**Problem description:** Find and copy each line in the material below where the string "model" occurs.

**Supplied data:**
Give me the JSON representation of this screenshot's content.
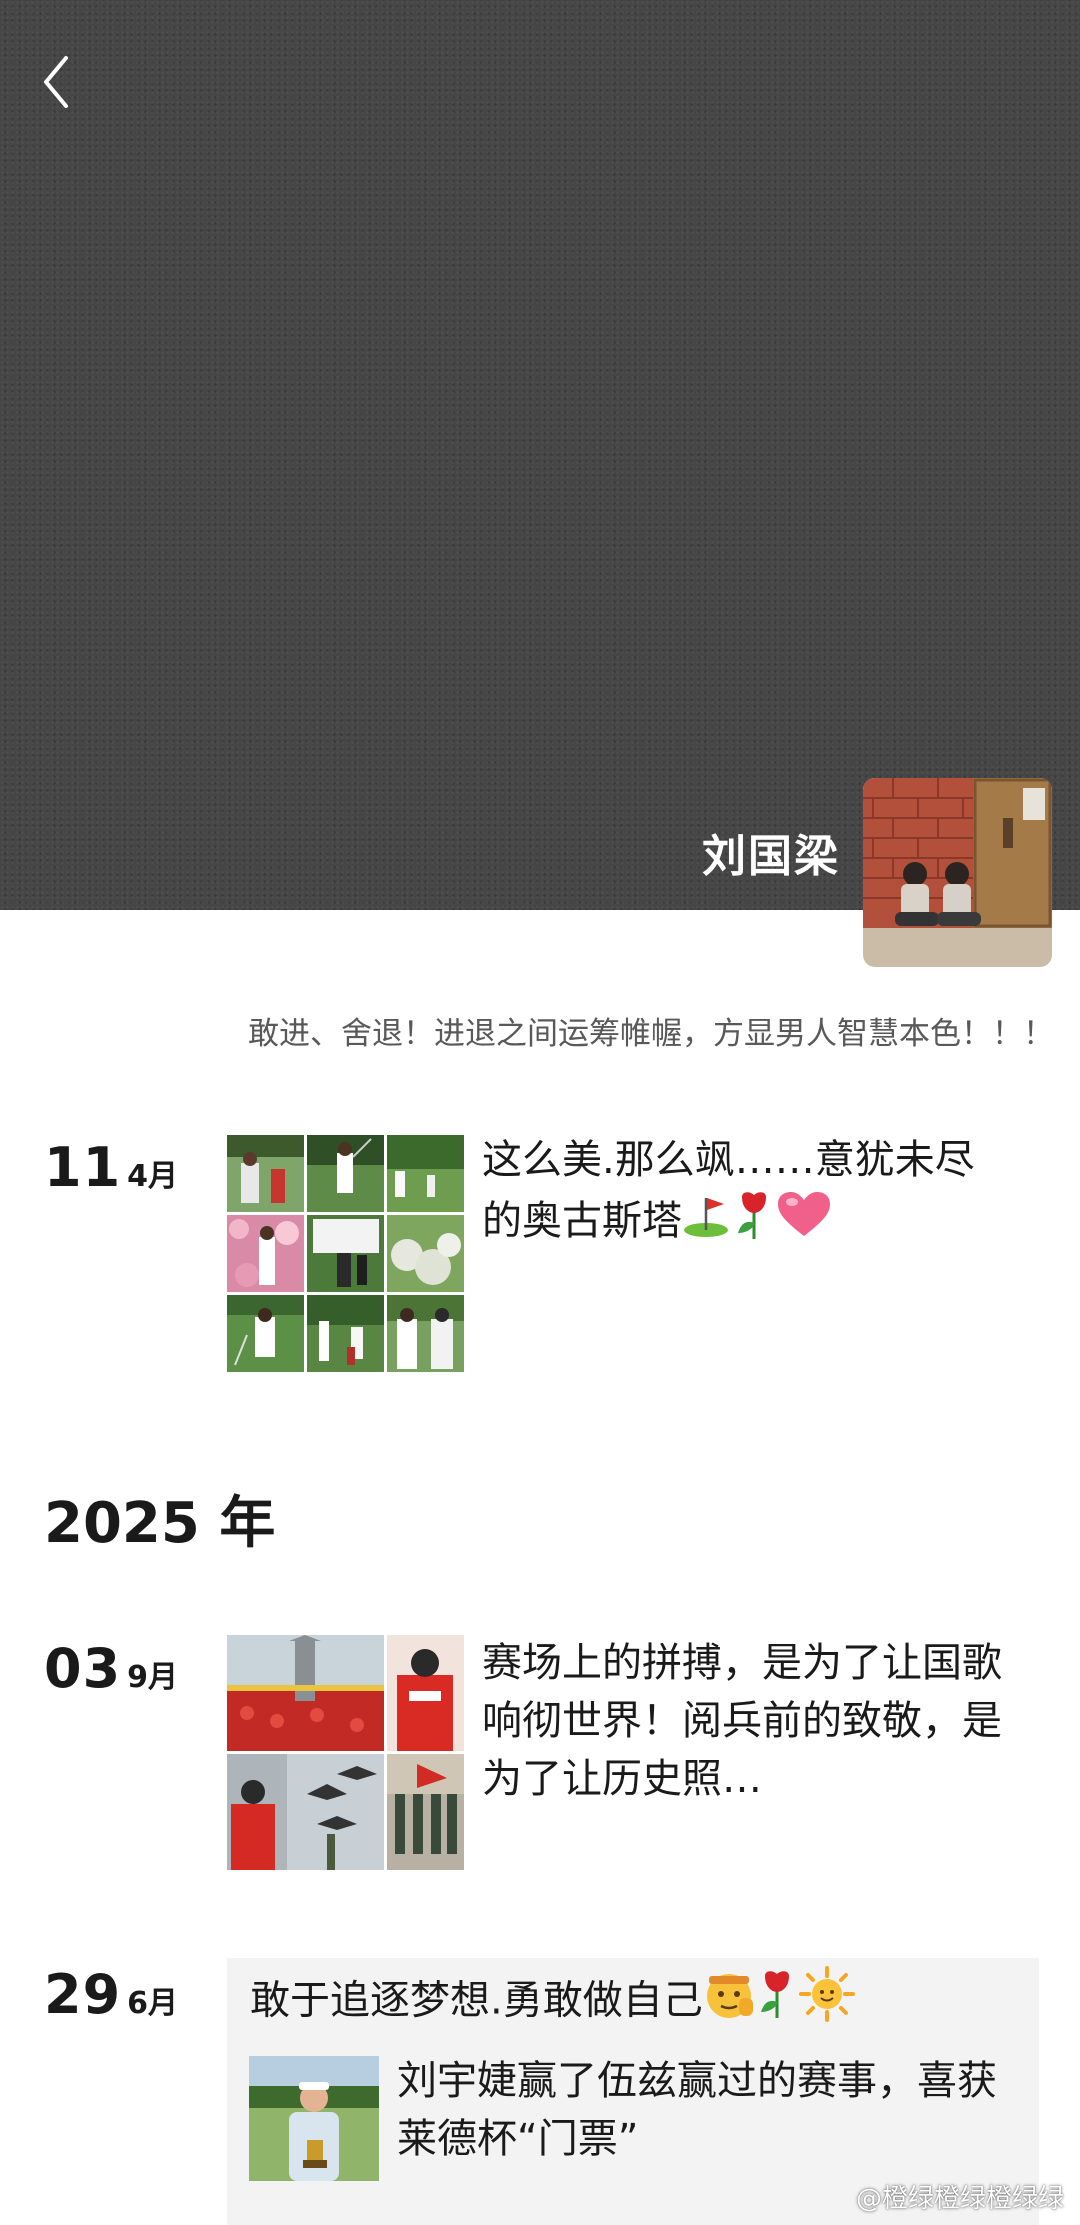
{
  "profile": {
    "name": "刘国梁",
    "signature": "敢进、舍退！进退之间运筹帷幄，方显男人智慧本色！！！"
  },
  "posts": [
    {
      "day": "11",
      "month": "4月",
      "text": "这么美.那么飒……意犹未尽的奥古斯塔",
      "emojis": [
        "golf-flag",
        "rose",
        "heart"
      ]
    },
    {
      "day": "03",
      "month": "9月",
      "text": "赛场上的拼搏，是为了让国歌响彻世界！阅兵前的致敬，是为了让历史照…"
    },
    {
      "day": "29",
      "month": "6月",
      "shared_title": "敢于追逐梦想.勇敢做自己",
      "emojis": [
        "saluting-face",
        "rose",
        "sun"
      ],
      "shared_text": "刘宇婕赢了伍兹赢过的赛事，喜获莱德杯“门票”"
    }
  ],
  "year_header": "2025 年",
  "watermark": "@橙绿橙绿橙绿绿"
}
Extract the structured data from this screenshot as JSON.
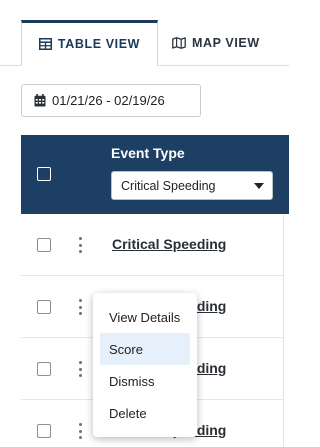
{
  "tabs": [
    {
      "label": "TABLE VIEW",
      "icon": "table-icon",
      "active": true
    },
    {
      "label": "MAP VIEW",
      "icon": "map-icon",
      "active": false
    }
  ],
  "date_range": {
    "icon": "calendar-icon",
    "value": "01/21/26 - 02/19/26"
  },
  "table": {
    "header": {
      "column_title": "Event Type",
      "filter_value": "Critical Speeding"
    },
    "rows": [
      {
        "event": "Critical Speeding"
      },
      {
        "event": "Critical Speeding"
      },
      {
        "event": "Critical Speeding"
      },
      {
        "event": "Critical Speeding"
      }
    ]
  },
  "context_menu": {
    "items": [
      "View Details",
      "Score",
      "Dismiss",
      "Delete"
    ],
    "highlighted": "Score"
  },
  "colors": {
    "header_bg": "#1d3f63",
    "accent": "#1a3a5c",
    "menu_highlight": "#e6f0fb"
  }
}
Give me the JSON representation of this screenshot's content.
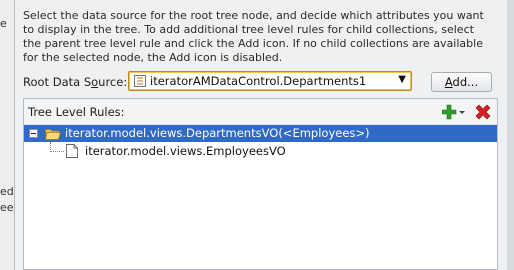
{
  "background": {
    "left_fragments": [
      "e",
      "ed",
      "ee"
    ]
  },
  "dialog": {
    "description": "Select the data source for the root tree node, and decide which attributes you want to display in the tree. To add additional tree level rules for child collections, select the parent tree level rule and click the Add icon. If no child collections are available for the selected node, the Add icon is disabled.",
    "root_source": {
      "label_prefix": "Root Data S",
      "label_mnemonic": "o",
      "label_suffix": "urce:",
      "value": "iteratorAMDataControl.Departments1"
    },
    "add_button": {
      "mnemonic": "A",
      "rest": "dd..."
    },
    "rules": {
      "title": "Tree Level Rules:",
      "items": [
        {
          "label": "iterator.model.views.DepartmentsVO(<Employees>)",
          "selected": true
        },
        {
          "label": "iterator.model.views.EmployeesVO",
          "selected": false
        }
      ]
    }
  },
  "colors": {
    "selection": "#316ac5",
    "focus_border": "#f2c452",
    "add_icon": "#2e9e2e",
    "delete_icon": "#d42020"
  }
}
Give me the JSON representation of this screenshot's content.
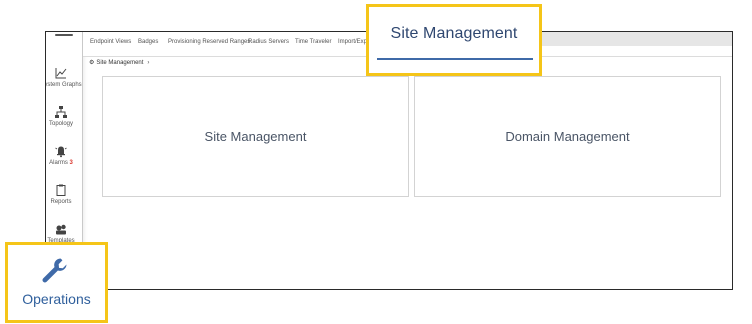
{
  "sidebar": {
    "items": [
      {
        "label": "System Graphs",
        "icon": "graph-icon"
      },
      {
        "label": "Topology",
        "icon": "topology-icon"
      },
      {
        "label": "Alarms",
        "count": "3",
        "icon": "alarm-bell-icon"
      },
      {
        "label": "Reports",
        "icon": "clipboard-icon"
      },
      {
        "label": "Templates",
        "icon": "templates-icon"
      }
    ]
  },
  "tabs": [
    {
      "label": "Endpoint Views"
    },
    {
      "label": "Badges"
    },
    {
      "label": "Provisioning Reserved Ranges"
    },
    {
      "label": "Radius Servers"
    },
    {
      "label": "Time Traveler"
    },
    {
      "label": "Import/Export"
    }
  ],
  "breadcrumb": {
    "label": "Site Management",
    "icon": "gear-icon"
  },
  "cards": [
    {
      "label": "Site Management"
    },
    {
      "label": "Domain Management"
    }
  ],
  "callouts": {
    "site_tab": {
      "label": "Site Management"
    },
    "operations": {
      "label": "Operations",
      "icon": "wrench-icon"
    }
  },
  "colors": {
    "highlight": "#f5c518",
    "accent": "#3f6aa8",
    "alarm": "#d9342b"
  }
}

**Solution:**
          "label": "iterator.model.views.DepartmentsVO(<Employees>)",
          "label": "iterator.model.views.EmployeesVO",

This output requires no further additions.